The Samsung faithful in the UK have a reason to get excited today, because at long last, Samsung Pay has finally arrived. It’s been a long time coming, especially considering that Samsung Pay has been available in both South Korea and the US since September 2015. Still, better late than never, as they say.
In Samsung’s case, though, “late” may as well be the same thing as “never.” Samsung Pay is launching in a market where Apple Pay and Android Pay have already existed for a while. In the case of Apple users, Samsung Pay was probably never going to get them to defect, but the lead Android Pay has over Samsung’s own payment solution could prove to be problematic.
Samsung does have something of an advantage going into this launch, however. As The Guardian points out, Samsung has worked out an agreement with Travel for London that allows users to designate a card in their Samsung Pay wallet as their “travel card.” This means that Samsung Pay users can pay for their TfL transportation without having to turn on the screen or select a card.
Android Pay, on the other hand, requires that the device display be turned on to process a payment, while Apple Pay requires user authentication of the charge. It may not seem like this is a huge advantage for Samsung Pay in the grand scheme, but anything that cuts down on queue times may be worth it to prospective users.
The question is whether or not this will be enough. In the US, Samsung Pay does has the advantage of working with terminals that only accept magnetic stripe payments, but that won’t be much of a marquee feature in a country that adopted chip and PIN more than a decade ago. We’ll just have to see what kind of promotions Samsung runs to tempt current mobile payments users into jumping ship.
Samsung Pay launches today in the UK with support for Visas and Mastercards from Nationwide, MBNA, and Santander. Samsung says that support for American Express cards will be coming online shortly, as will support for cards from M&S bank, First Direct, and HSBC. Though it sounds like this rollout is limited to the Galaxy S series of phones, we can expect to see support for A-series devices and Gear smartwatches to follow soon as well.

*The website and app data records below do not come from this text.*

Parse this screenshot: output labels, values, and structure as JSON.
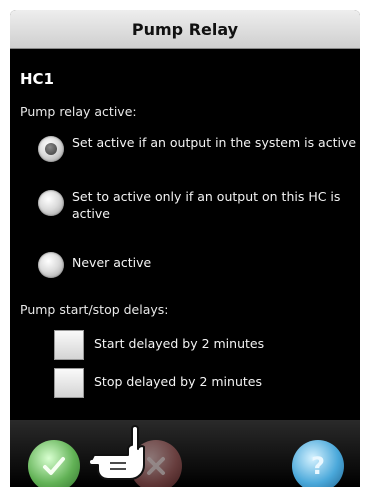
{
  "screen": {
    "title": "Pump Relay",
    "section": "HC1"
  },
  "relay": {
    "label": "Pump relay active:",
    "options": [
      {
        "label": "Set active if an output in the system is active",
        "selected": true
      },
      {
        "label": "Set to active only if an output on this HC is active",
        "selected": false
      },
      {
        "label": "Never active",
        "selected": false
      }
    ]
  },
  "delays": {
    "label": "Pump start/stop delays:",
    "options": [
      {
        "label": "Start delayed by 2 minutes",
        "checked": false
      },
      {
        "label": "Stop delayed by 2 minutes",
        "checked": false
      }
    ]
  },
  "buttons": {
    "ok_icon": "checkmark-icon",
    "cancel_icon": "x-icon",
    "help_icon": "question-icon",
    "ok_color": "#62b256",
    "cancel_color": "#b06464",
    "help_color": "#4aa8da",
    "help_glyph": "?"
  }
}
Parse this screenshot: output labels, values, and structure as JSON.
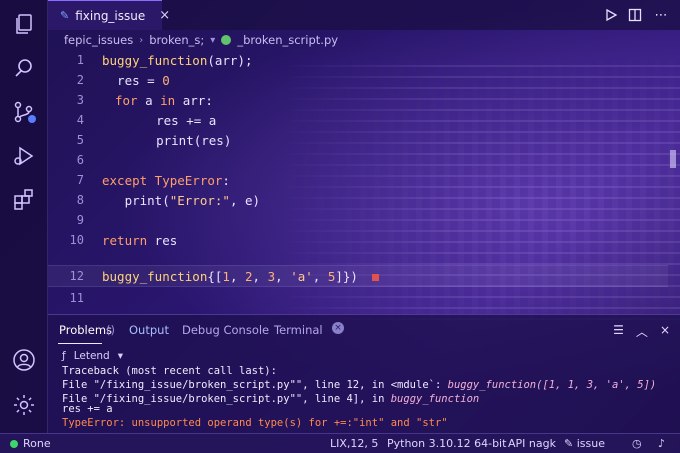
{
  "tab": {
    "title": "fixing_issue",
    "close": "×"
  },
  "breadcrumb": {
    "part1": "fepic_issues",
    "part2": "broken_s;",
    "file": "_broken_script.py"
  },
  "editor": {
    "lines": [
      {
        "num": "1"
      },
      {
        "num": "2"
      },
      {
        "num": "3"
      },
      {
        "num": "4"
      },
      {
        "num": "5"
      },
      {
        "num": "6"
      },
      {
        "num": "7"
      },
      {
        "num": "8"
      },
      {
        "num": "9"
      },
      {
        "num": "10"
      },
      {
        "num": "12"
      },
      {
        "num": "11"
      }
    ],
    "code": {
      "l1_fn": "buggy_function",
      "l1_rest": "(arr);",
      "l2": "  res = ",
      "l2_num": "0",
      "l3_for": "for",
      "l3_a": " a ",
      "l3_in": "in",
      "l3_rest": " arr:",
      "l4": "    res += a",
      "l5": "    print(res)",
      "l7_except": "except",
      "l7_cls": " TypeError",
      "l7_rest": ":",
      "l8_print": "   print(",
      "l8_str": "\"Error:\"",
      "l8_rest": ", e)",
      "l10_return": "return",
      "l10_rest": " res",
      "l12_fn": "buggy_function",
      "l12_open": "{[",
      "l12_n1": "1",
      "l12_c1": ", ",
      "l12_n2": "2",
      "l12_c2": ", ",
      "l12_n3": "3",
      "l12_c3": ", ",
      "l12_s": "'a'",
      "l12_c4": ", ",
      "l12_n5": "5",
      "l12_close": "]})"
    }
  },
  "panel": {
    "tabs": {
      "problems": "Problems",
      "problems_badge": "()",
      "output": "Output",
      "debug": "Debug Console",
      "terminal": "Terminal"
    },
    "filter": {
      "icon": "ƒ",
      "label": "Letend",
      "caret": "▾"
    },
    "output": {
      "l1": "Traceback (most recent call last):",
      "l2a": "File \"/fixing_issue/broken_script.py\"\", line 12, in <mdule`: ",
      "l2b": "buggy_function([1, 1, 3, 'a', 5])",
      "l3a": "File \"/fixing_issue/broken_script.py\"\", line 4], in ",
      "l3b": "buggy_function",
      "l4": "res += a",
      "l5": "TypeError: unsupported operand type(s) for +=:\"int\" and \"str\""
    }
  },
  "status": {
    "branch": "Rone",
    "position": "LIX,12, 5",
    "python": "Python 3.10.12 64-bit",
    "api": "API nagk",
    "issue": "issue"
  },
  "colors": {
    "accent": "#8a6cff",
    "keyword": "#ff9f6b",
    "error": "#ff8a4d",
    "success": "#3fd46a"
  },
  "icons": [
    "explorer-icon",
    "search-icon",
    "source-control-icon",
    "run-debug-icon",
    "extensions-icon",
    "account-icon",
    "settings-gear-icon",
    "run-icon",
    "split-editor-icon",
    "more-icon",
    "close-icon",
    "clear-output-icon",
    "collapse-panel-icon",
    "close-panel-icon",
    "filter-icon",
    "bell-icon",
    "history-icon"
  ]
}
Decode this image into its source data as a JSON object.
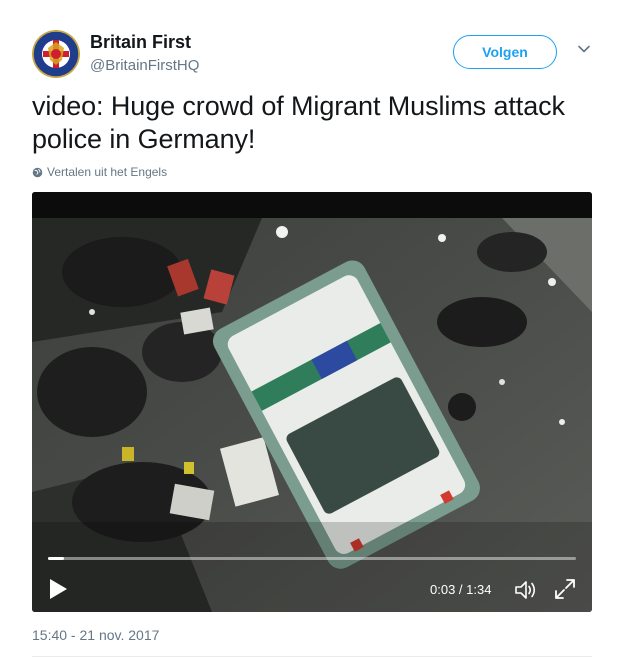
{
  "tweet": {
    "author": {
      "name": "Britain First",
      "handle": "@BritainFirstHQ"
    },
    "follow_label": "Volgen",
    "text": "video: Huge crowd of Migrant Muslims attack police in Germany!",
    "translate_label": "Vertalen uit het Engels",
    "timestamp": "15:40 - 21 nov. 2017"
  },
  "video": {
    "current_time": "0:03",
    "duration": "1:34",
    "time_display": "0:03 / 1:34",
    "progress": 0.03
  },
  "colors": {
    "accent": "#1da1f2",
    "muted_text": "#657786",
    "text": "#14171a"
  },
  "icons": {
    "avatar": "britain-first-logo",
    "menu": "chevron-down-icon",
    "translate": "globe-icon",
    "play": "play-icon",
    "volume": "volume-icon",
    "fullscreen": "fullscreen-icon"
  }
}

What do you think? Are you going to switch to Samsung Pay or will you be sticking with Android Pay? Head down to the comment section and let us know!
SOURCE: The Guardian